[App and web page records]
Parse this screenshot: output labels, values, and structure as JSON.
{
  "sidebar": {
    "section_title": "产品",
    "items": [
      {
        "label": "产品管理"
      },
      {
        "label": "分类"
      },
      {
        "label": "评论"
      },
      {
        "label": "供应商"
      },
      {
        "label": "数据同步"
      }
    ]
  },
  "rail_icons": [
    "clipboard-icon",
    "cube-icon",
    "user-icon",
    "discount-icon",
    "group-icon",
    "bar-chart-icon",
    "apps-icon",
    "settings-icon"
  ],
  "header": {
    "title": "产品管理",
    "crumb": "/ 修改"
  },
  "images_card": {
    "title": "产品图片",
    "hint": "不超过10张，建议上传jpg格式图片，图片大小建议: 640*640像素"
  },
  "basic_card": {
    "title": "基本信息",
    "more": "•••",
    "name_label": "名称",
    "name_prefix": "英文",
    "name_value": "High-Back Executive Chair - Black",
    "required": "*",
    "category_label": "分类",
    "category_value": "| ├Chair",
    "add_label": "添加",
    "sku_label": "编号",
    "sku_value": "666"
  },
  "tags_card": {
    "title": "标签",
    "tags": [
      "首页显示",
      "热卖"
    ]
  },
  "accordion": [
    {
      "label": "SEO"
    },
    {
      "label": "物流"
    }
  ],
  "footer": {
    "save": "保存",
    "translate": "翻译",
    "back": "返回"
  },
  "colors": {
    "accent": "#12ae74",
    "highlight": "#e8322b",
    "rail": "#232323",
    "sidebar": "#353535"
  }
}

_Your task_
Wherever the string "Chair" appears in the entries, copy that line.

_Reply to the task_
    "name_value": "High-Back Executive Chair - Black",
    "category_value": "| ├Chair",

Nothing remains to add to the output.